• **What you need to do**:
When you print the records below, keep every word exact and leave out the images.

══ Listed records

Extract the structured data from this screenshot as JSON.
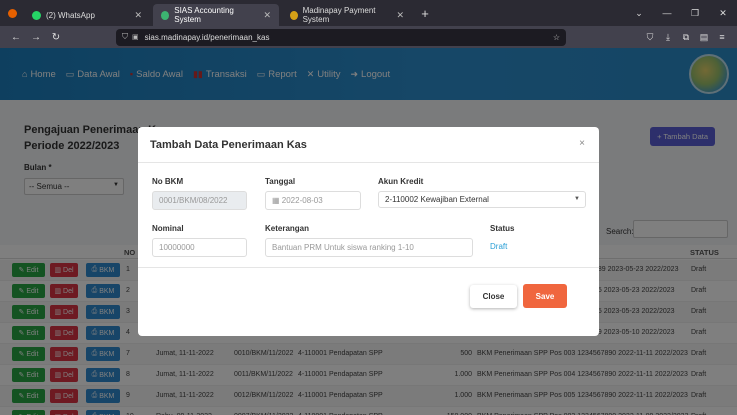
{
  "browser": {
    "tabs": [
      {
        "label": "(2) WhatsApp",
        "color": "#25d366"
      },
      {
        "label": "SIAS Accounting System",
        "color": "#3cb371"
      },
      {
        "label": "Madinapay Payment System",
        "color": "#d4a017"
      }
    ],
    "new_tab": "+",
    "url": "sias.madinapay.id/penerimaan_kas"
  },
  "header": {
    "menu": [
      {
        "label": "Home",
        "icon": "home-icon"
      },
      {
        "label": "Data Awal",
        "icon": "monitor-icon"
      },
      {
        "label": "Saldo Awal",
        "icon": "wallet-icon"
      },
      {
        "label": "Transaksi",
        "icon": "bars-icon"
      },
      {
        "label": "Report",
        "icon": "monitor-icon"
      },
      {
        "label": "Utility",
        "icon": "tools-icon"
      },
      {
        "label": "Logout",
        "icon": "logout-icon"
      }
    ]
  },
  "page": {
    "title_line1": "Pengajuan Penerimaan Kas",
    "title_line2": "Periode 2022/2023",
    "add_button": "+ Tambah Data",
    "bulan_label": "Bulan *",
    "bulan_value": "-- Semua --",
    "search_label": "Search:"
  },
  "table": {
    "headers": {
      "no": "NO",
      "status": "STATUS"
    },
    "actions": {
      "edit": "Edit",
      "del": "Del",
      "bkm": "BKM"
    },
    "rows": [
      {
        "no": "1",
        "date": "",
        "bkm": "",
        "akun": "",
        "nominal": "",
        "ket": "789 2023-05-23 2022/2023",
        "status": "Draft"
      },
      {
        "no": "2",
        "date": "",
        "bkm": "",
        "akun": "",
        "nominal": "",
        "ket": "05 2023-05-23 2022/2023",
        "status": "Draft"
      },
      {
        "no": "3",
        "date": "",
        "bkm": "",
        "akun": "",
        "nominal": "",
        "ket": "05 2023-05-23 2022/2023",
        "status": "Draft"
      },
      {
        "no": "4",
        "date": "",
        "bkm": "",
        "akun": "",
        "nominal": "",
        "ket": "09 2023-05-10 2022/2023",
        "status": "Draft"
      },
      {
        "no": "7",
        "date": "Jumat, 11-11-2022",
        "bkm": "0010/BKM/11/2022",
        "akun": "4-110001 Pendapatan SPP",
        "nominal": "500",
        "ket": "BKM Penerimaan SPP Pos 003 1234567890 2022-11-11 2022/2023",
        "status": "Draft"
      },
      {
        "no": "8",
        "date": "Jumat, 11-11-2022",
        "bkm": "0011/BKM/11/2022",
        "akun": "4-110001 Pendapatan SPP",
        "nominal": "1.000",
        "ket": "BKM Penerimaan SPP Pos 004 1234567890 2022-11-11 2022/2023",
        "status": "Draft"
      },
      {
        "no": "9",
        "date": "Jumat, 11-11-2022",
        "bkm": "0012/BKM/11/2022",
        "akun": "4-110001 Pendapatan SPP",
        "nominal": "1.000",
        "ket": "BKM Penerimaan SPP Pos 005 1234567890 2022-11-11 2022/2023",
        "status": "Draft"
      },
      {
        "no": "10",
        "date": "Rabu, 09-11-2022",
        "bkm": "0007/BKM/11/2022",
        "akun": "4-110001 Pendapatan SPP",
        "nominal": "150.000",
        "ket": "BKM Penerimaan SPP Pos 003 1234567890 2022-11-09 2022/2023",
        "status": "Draft"
      }
    ]
  },
  "modal": {
    "title": "Tambah Data Penerimaan Kas",
    "close_x": "×",
    "no_bkm_label": "No BKM",
    "no_bkm_value": "0001/BKM/08/2022",
    "tanggal_label": "Tanggal",
    "tanggal_value": "2022-08-03",
    "akun_label": "Akun Kredit",
    "akun_value": "2-110002 Kewajiban External",
    "nominal_label": "Nominal",
    "nominal_value": "10000000",
    "keterangan_label": "Keterangan",
    "keterangan_value": "Bantuan PRM Untuk siswa ranking 1-10",
    "status_label": "Status",
    "status_value": "Draft",
    "close_button": "Close",
    "save_button": "Save"
  }
}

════

• **Written response**:
Extract the structured data from this screenshot as JSON.
{
  "browser": {
    "tabs": [
      {
        "label": "(2) WhatsApp",
        "color": "#25d366"
      },
      {
        "label": "SIAS Accounting System",
        "color": "#3cb371"
      },
      {
        "label": "Madinapay Payment System",
        "color": "#d4a017"
      }
    ],
    "new_tab": "+",
    "url": "sias.madinapay.id/penerimaan_kas"
  },
  "header": {
    "menu": [
      {
        "label": "Home",
        "icon": "home-icon"
      },
      {
        "label": "Data Awal",
        "icon": "monitor-icon"
      },
      {
        "label": "Saldo Awal",
        "icon": "wallet-icon"
      },
      {
        "label": "Transaksi",
        "icon": "bars-icon"
      },
      {
        "label": "Report",
        "icon": "monitor-icon"
      },
      {
        "label": "Utility",
        "icon": "tools-icon"
      },
      {
        "label": "Logout",
        "icon": "logout-icon"
      }
    ]
  },
  "page": {
    "title_line1": "Pengajuan Penerimaan Kas",
    "title_line2": "Periode 2022/2023",
    "add_button": "+ Tambah Data",
    "bulan_label": "Bulan *",
    "bulan_value": "-- Semua --",
    "search_label": "Search:"
  },
  "table": {
    "headers": {
      "no": "NO",
      "status": "STATUS"
    },
    "actions": {
      "edit": "Edit",
      "del": "Del",
      "bkm": "BKM"
    },
    "rows": [
      {
        "no": "1",
        "date": "",
        "bkm": "",
        "akun": "",
        "nominal": "",
        "ket": "789 2023-05-23 2022/2023",
        "status": "Draft"
      },
      {
        "no": "2",
        "date": "",
        "bkm": "",
        "akun": "",
        "nominal": "",
        "ket": "05 2023-05-23 2022/2023",
        "status": "Draft"
      },
      {
        "no": "3",
        "date": "",
        "bkm": "",
        "akun": "",
        "nominal": "",
        "ket": "05 2023-05-23 2022/2023",
        "status": "Draft"
      },
      {
        "no": "4",
        "date": "",
        "bkm": "",
        "akun": "",
        "nominal": "",
        "ket": "09 2023-05-10 2022/2023",
        "status": "Draft"
      },
      {
        "no": "7",
        "date": "Jumat, 11-11-2022",
        "bkm": "0010/BKM/11/2022",
        "akun": "4-110001 Pendapatan SPP",
        "nominal": "500",
        "ket": "BKM Penerimaan SPP Pos 003 1234567890 2022-11-11 2022/2023",
        "status": "Draft"
      },
      {
        "no": "8",
        "date": "Jumat, 11-11-2022",
        "bkm": "0011/BKM/11/2022",
        "akun": "4-110001 Pendapatan SPP",
        "nominal": "1.000",
        "ket": "BKM Penerimaan SPP Pos 004 1234567890 2022-11-11 2022/2023",
        "status": "Draft"
      },
      {
        "no": "9",
        "date": "Jumat, 11-11-2022",
        "bkm": "0012/BKM/11/2022",
        "akun": "4-110001 Pendapatan SPP",
        "nominal": "1.000",
        "ket": "BKM Penerimaan SPP Pos 005 1234567890 2022-11-11 2022/2023",
        "status": "Draft"
      },
      {
        "no": "10",
        "date": "Rabu, 09-11-2022",
        "bkm": "0007/BKM/11/2022",
        "akun": "4-110001 Pendapatan SPP",
        "nominal": "150.000",
        "ket": "BKM Penerimaan SPP Pos 003 1234567890 2022-11-09 2022/2023",
        "status": "Draft"
      }
    ]
  },
  "modal": {
    "title": "Tambah Data Penerimaan Kas",
    "close_x": "×",
    "no_bkm_label": "No BKM",
    "no_bkm_value": "0001/BKM/08/2022",
    "tanggal_label": "Tanggal",
    "tanggal_value": "2022-08-03",
    "akun_label": "Akun Kredit",
    "akun_value": "2-110002 Kewajiban External",
    "nominal_label": "Nominal",
    "nominal_value": "10000000",
    "keterangan_label": "Keterangan",
    "keterangan_value": "Bantuan PRM Untuk siswa ranking 1-10",
    "status_label": "Status",
    "status_value": "Draft",
    "close_button": "Close",
    "save_button": "Save"
  }
}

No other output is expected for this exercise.